The Park Board this afternoon ignored an ultimatum from Twin Cities Pride lawyers, who gave the board a 4 p.m. deadline to reverse its decision to allow Hayward, Wisc., resident Brian Johnson into Loring Park during this weekend’s Pride Festival. Johnson is a religious activist who views homosexuality as a sin. Over the past 10 years, he has appeared at the Pride Festival in order to express his views, often times clashing with organizers and participants.
With the 4 p.m. deadline past, Twin Cities Pride lawyers are now threatening to take emergency legal action, requesting either a temporary restraining order against Johnson or a temporary injunction against the Park Board.
“The board is erring on the side of free speech,” said board President John Erwin, who acknowledged that he himself is both openly gay and a Christian. “I personally think that Mr. Johnson is on the wrong side of history and the wrong side of the God I know. But I also think he has the right to be wrong in the park.”
Erwin went on to say that denying an individual access to a public space because of his views sets a “dangerous precedent.”
Eileen Scallen, co-counsel to the Pride Festival, said it was not Johnson’s presence in the park that Twin Cities Pride objects to.
“We welcome him as an attendee, and he can certainly speak to any other attendee as any of our other 200,000 people can,” she said. “He is not permitted to bring his material into the park and distribute those. Because that would turn him into an active participant. We require people to be in a booth.”
Scallen noted that 14 other religious organizations who are affirming of gay people and their families will be at the festival.
Johnson did man a booth at the 2008 event. But he was denied a booth at the 2009 festival after having been found to have allegedly lied on his vendor application. That year, he showed up anyway, caused a disruption and was arrested for trespassing.

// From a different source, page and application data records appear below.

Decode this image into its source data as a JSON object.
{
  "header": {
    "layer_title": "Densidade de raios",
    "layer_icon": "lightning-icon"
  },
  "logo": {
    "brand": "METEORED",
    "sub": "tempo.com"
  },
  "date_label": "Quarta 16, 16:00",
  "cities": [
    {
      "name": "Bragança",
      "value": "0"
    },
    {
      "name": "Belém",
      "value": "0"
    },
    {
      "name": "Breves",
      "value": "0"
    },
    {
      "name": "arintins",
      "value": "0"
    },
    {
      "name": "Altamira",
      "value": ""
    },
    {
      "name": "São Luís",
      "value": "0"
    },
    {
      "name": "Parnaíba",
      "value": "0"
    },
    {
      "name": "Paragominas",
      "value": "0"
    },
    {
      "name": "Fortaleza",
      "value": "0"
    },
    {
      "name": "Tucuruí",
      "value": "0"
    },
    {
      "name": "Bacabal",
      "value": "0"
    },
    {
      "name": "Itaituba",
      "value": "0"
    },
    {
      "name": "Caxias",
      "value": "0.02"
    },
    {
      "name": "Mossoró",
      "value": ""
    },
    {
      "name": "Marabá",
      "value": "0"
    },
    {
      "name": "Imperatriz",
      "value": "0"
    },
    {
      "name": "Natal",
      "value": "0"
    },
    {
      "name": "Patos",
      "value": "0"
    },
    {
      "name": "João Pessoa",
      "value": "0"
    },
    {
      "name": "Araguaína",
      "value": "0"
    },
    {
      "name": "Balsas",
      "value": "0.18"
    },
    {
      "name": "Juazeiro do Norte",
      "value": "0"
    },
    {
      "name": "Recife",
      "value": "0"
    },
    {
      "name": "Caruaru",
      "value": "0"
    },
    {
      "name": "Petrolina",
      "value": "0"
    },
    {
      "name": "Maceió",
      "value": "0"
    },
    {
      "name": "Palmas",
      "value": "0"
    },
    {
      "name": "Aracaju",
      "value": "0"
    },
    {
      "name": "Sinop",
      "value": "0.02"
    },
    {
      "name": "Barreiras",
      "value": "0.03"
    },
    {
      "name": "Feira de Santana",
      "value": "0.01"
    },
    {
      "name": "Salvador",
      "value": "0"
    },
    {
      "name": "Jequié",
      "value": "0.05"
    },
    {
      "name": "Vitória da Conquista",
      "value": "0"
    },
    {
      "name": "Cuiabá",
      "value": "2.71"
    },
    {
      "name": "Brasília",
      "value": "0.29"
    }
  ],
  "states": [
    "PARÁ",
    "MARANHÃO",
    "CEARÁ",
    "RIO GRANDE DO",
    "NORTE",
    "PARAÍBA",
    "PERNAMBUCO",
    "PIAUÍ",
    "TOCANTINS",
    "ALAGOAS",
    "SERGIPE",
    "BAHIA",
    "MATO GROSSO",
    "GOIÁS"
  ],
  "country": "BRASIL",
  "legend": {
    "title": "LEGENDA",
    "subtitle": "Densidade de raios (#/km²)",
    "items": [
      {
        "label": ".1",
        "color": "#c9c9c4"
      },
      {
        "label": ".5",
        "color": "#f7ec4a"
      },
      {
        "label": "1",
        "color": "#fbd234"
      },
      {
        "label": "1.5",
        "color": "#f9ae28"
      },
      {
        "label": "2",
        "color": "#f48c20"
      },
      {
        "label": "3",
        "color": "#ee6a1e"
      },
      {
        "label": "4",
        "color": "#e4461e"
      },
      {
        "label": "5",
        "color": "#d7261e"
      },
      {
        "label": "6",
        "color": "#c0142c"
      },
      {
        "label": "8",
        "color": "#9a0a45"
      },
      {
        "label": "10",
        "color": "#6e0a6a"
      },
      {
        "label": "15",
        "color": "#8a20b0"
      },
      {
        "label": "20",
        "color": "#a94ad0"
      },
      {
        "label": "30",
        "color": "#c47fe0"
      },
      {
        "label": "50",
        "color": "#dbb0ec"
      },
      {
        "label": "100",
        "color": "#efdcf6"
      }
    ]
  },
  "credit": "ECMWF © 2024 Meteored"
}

“He offers a free Bible, but then he offers a sermon on how you’re going to hell unless you change your sexual orientation,” Scallen said. “We had to spend a good deal of time removing him from the park.”
Twin Cities Pride lawyers argue that the Park Board's decision violates a 1995 Supreme Court ruling, which states that a private organization holding a permit to use a public street for expressive purposes could not be compelled by the government to include a group whose message is different from the organizers’.
“Ironically, in that case, a Boston parade organizer denied a GLBT group from participating,” Scallen said.
Erwin did not distinguish between Johnson attending the festival and participating in it. He said that the park board had no problem with him handing out Bibles, but “if he does anything to warrant removal, that will happen again.”
The timing of the park board decision has especially rankled Pride Festival organizers. Though the decision to allow Johnson’s attendance was made in late April, Twin Cities Pride did not find out until June 8. They now have only three days to take emergency legal action before crowds arrive on Saturday.
“I can’t speculate as to their motives in not communicating with us,” Scallen said. “It could just be negligence. I would prefer to think that they are our friends. We have been in Loring Park for 33 of the 38 Pride festivals, and we’ve always had a good relationship with them. This is absolutely dumbfounding.”
Erwin admitted at the press conference that “we should have told Pride earlier.”
The Pride Festival runs in Loring Park from June 26–27. Organizers are expecting more than 200,000 attendees.